In a world of lifelong learners and a gig economy isn’t it time for a person-centric learning management system? As a lot of us continue to re-examine our relationships with our employers, it seems like a natural extension. As I watch Facebook eat the internet, I am struck about the lack of similar moves by LinkedIn. While I am still trying to wrap my brain about a reversion to the AOL portal days, the lack of movement by LinkedIn surprises me. They are perfectly positioned to be the professional hub and have not moved on it.

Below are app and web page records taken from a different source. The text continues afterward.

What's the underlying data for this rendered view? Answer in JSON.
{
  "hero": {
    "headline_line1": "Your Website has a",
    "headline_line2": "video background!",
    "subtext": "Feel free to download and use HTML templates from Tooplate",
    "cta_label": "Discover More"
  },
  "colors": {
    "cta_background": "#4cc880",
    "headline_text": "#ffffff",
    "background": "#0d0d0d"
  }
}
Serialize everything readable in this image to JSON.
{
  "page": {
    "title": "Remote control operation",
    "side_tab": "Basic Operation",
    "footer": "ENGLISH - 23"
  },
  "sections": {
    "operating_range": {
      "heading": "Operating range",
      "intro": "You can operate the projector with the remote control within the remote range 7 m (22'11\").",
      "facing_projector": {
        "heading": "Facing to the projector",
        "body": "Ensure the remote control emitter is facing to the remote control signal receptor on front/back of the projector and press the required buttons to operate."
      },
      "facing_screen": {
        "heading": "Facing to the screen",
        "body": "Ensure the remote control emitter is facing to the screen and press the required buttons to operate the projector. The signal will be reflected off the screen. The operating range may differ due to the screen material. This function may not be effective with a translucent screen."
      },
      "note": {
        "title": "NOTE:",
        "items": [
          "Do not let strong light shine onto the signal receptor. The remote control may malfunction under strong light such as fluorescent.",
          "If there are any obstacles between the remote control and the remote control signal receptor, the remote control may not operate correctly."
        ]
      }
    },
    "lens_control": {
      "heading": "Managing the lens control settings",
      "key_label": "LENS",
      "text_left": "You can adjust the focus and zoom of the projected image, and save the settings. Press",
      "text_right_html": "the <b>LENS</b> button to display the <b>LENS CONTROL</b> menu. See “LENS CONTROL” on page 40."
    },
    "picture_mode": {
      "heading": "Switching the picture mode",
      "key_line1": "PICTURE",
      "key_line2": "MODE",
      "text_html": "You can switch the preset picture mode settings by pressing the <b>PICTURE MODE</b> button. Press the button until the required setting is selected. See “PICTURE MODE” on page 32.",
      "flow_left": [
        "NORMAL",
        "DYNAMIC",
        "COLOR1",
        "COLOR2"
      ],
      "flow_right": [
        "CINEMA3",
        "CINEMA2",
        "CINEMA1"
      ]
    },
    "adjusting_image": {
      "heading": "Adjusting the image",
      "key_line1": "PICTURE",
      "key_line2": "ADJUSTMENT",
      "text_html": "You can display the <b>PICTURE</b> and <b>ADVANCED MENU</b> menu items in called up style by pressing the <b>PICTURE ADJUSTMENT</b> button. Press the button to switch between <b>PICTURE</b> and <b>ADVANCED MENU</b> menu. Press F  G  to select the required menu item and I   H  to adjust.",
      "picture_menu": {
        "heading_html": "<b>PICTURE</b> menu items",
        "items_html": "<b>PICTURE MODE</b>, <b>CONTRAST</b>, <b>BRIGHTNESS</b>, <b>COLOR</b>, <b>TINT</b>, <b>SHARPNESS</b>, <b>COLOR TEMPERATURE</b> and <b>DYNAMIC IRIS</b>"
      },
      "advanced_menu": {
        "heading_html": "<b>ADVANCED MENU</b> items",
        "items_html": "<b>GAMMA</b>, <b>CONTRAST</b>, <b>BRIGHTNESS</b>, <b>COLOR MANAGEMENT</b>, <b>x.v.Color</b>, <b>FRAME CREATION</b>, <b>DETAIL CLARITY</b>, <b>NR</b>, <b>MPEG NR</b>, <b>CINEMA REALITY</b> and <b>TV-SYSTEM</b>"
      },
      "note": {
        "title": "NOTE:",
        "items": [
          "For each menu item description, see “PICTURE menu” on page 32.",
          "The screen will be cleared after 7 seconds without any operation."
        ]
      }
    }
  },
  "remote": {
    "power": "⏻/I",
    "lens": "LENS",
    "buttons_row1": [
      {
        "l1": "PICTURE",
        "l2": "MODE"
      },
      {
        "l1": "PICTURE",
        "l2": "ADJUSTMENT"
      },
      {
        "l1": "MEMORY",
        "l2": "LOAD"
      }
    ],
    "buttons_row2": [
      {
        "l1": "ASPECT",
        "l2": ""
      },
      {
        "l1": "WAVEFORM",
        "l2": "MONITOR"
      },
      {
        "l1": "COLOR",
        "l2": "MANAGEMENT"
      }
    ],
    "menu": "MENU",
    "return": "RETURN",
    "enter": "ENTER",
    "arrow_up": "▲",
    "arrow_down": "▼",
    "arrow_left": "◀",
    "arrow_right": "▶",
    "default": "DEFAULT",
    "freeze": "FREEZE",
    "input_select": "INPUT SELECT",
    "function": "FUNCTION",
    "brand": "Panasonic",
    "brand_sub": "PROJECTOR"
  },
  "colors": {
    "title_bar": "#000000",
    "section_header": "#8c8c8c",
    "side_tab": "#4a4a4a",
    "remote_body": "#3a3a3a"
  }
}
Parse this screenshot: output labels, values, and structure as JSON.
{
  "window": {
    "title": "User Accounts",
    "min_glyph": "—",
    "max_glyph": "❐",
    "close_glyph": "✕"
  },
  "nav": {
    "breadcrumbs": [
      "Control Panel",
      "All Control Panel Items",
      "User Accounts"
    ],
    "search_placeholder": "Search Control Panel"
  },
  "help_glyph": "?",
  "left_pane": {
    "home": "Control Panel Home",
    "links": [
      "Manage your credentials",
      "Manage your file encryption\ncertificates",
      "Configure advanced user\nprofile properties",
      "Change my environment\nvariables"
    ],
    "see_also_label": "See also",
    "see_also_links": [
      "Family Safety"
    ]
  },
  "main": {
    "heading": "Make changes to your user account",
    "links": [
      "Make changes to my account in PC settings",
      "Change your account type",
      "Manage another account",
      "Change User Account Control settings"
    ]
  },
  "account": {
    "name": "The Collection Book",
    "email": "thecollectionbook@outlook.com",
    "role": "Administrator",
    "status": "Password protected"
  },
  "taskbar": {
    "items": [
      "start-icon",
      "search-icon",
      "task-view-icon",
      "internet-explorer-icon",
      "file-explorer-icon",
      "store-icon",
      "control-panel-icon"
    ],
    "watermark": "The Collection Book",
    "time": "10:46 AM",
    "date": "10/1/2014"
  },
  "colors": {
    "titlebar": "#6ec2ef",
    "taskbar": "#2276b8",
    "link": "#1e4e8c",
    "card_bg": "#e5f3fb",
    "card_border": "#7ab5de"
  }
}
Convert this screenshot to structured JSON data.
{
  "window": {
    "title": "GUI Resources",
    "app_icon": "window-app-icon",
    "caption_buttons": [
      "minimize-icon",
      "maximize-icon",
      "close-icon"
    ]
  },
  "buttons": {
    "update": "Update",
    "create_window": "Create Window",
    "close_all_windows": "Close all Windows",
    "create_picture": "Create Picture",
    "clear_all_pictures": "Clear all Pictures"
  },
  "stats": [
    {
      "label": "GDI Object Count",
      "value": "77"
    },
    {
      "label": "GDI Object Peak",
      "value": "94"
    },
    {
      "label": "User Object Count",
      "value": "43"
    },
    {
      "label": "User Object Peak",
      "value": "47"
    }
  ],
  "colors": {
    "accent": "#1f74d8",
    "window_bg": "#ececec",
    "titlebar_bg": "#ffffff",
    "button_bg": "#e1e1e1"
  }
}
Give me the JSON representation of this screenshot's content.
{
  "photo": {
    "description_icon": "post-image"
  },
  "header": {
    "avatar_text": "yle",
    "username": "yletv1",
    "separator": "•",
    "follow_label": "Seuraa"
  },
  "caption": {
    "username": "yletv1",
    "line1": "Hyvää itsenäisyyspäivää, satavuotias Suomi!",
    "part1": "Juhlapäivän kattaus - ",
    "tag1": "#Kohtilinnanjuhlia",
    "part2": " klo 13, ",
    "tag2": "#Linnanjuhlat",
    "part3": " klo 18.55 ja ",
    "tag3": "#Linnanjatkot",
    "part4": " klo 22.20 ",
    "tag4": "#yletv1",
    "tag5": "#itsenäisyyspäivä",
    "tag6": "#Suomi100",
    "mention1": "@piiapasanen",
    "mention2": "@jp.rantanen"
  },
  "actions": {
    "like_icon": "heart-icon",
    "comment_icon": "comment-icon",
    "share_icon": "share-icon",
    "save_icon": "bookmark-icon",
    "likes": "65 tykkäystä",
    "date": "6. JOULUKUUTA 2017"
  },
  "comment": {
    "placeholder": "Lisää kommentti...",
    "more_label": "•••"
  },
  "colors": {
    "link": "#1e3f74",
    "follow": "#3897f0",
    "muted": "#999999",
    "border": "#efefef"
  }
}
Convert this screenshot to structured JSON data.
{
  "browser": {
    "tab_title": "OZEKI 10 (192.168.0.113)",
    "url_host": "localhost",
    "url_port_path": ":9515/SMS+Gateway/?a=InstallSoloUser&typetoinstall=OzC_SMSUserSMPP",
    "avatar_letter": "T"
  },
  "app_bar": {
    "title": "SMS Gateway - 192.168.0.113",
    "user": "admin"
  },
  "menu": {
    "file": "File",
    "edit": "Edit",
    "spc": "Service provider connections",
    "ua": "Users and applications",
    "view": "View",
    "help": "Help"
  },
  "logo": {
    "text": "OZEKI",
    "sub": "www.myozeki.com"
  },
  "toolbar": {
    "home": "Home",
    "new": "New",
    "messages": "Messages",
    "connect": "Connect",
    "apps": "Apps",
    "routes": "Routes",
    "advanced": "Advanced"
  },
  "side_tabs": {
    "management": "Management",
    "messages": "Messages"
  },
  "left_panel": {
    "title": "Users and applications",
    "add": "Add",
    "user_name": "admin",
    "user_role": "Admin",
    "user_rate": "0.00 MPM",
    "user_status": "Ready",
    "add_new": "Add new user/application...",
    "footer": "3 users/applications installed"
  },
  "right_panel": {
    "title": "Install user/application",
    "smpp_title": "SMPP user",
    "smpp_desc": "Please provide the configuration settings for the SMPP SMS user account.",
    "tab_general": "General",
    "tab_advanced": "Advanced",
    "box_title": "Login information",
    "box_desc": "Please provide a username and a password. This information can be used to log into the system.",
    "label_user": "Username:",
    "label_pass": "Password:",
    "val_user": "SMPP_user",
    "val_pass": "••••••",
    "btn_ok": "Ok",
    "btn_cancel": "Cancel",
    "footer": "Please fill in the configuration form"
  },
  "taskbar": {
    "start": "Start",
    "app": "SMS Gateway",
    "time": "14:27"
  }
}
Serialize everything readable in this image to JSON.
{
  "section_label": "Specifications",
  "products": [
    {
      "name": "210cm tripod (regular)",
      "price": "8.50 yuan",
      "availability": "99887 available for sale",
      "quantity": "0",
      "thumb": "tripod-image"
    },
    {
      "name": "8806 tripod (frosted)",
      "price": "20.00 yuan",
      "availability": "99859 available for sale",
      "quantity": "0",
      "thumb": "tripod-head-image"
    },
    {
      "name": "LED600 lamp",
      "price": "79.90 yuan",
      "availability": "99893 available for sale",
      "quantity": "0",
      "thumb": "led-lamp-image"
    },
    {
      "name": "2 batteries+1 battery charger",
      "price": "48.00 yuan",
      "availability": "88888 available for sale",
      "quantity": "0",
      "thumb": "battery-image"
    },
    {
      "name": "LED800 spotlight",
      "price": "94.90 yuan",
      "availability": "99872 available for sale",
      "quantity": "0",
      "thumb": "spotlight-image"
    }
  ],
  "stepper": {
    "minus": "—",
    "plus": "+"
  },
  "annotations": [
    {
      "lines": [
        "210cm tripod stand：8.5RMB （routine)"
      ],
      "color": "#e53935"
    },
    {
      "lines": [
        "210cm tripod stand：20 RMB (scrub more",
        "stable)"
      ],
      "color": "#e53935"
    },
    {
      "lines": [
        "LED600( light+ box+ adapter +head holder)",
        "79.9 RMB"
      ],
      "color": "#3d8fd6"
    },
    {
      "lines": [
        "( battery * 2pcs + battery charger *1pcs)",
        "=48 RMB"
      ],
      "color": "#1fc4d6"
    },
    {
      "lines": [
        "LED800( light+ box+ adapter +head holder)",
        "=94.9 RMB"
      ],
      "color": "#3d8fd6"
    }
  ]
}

When Microsoft bought LinkedIn It was clear that the intentions were to use LinkedIn as a tool for improving the value of Microsoft existing platforms (fail) and with Apple’s enterprise strategy coming into view it will be interesting to watch. For the younger ones in the crowd remember that Microsoft has had issues with bundling before. Then I thought the acquisition of Lynda was a hopeful sign of things to come. Finally we would have a place where people could have their personal learning management system (LMS) to store all their own learning history in one place. No longer siloed by company, the fact that I took a sales course in one place would be visible to other employers. But instead, no. I can share my blog posts or my slides from a presentation but not my learning history.
It is just my opinion, and I have made bad bets before. I went on record years ago stating that Salesforce could rule the LMS industry. I remain a Benioff fan but I think that opportunity is long gone. You can see the rationale for my old bet on Salesforce here. Companies spend millions on employee portals and their LMS and yet YouTube remains the top training tool. The opportunity is there.
In a world of lifelong learners and one where Reid Hoffman is on your board (and Facebook’s) why hasn’t LinkedIn stepped up?
This post originally appeared on LinkedIn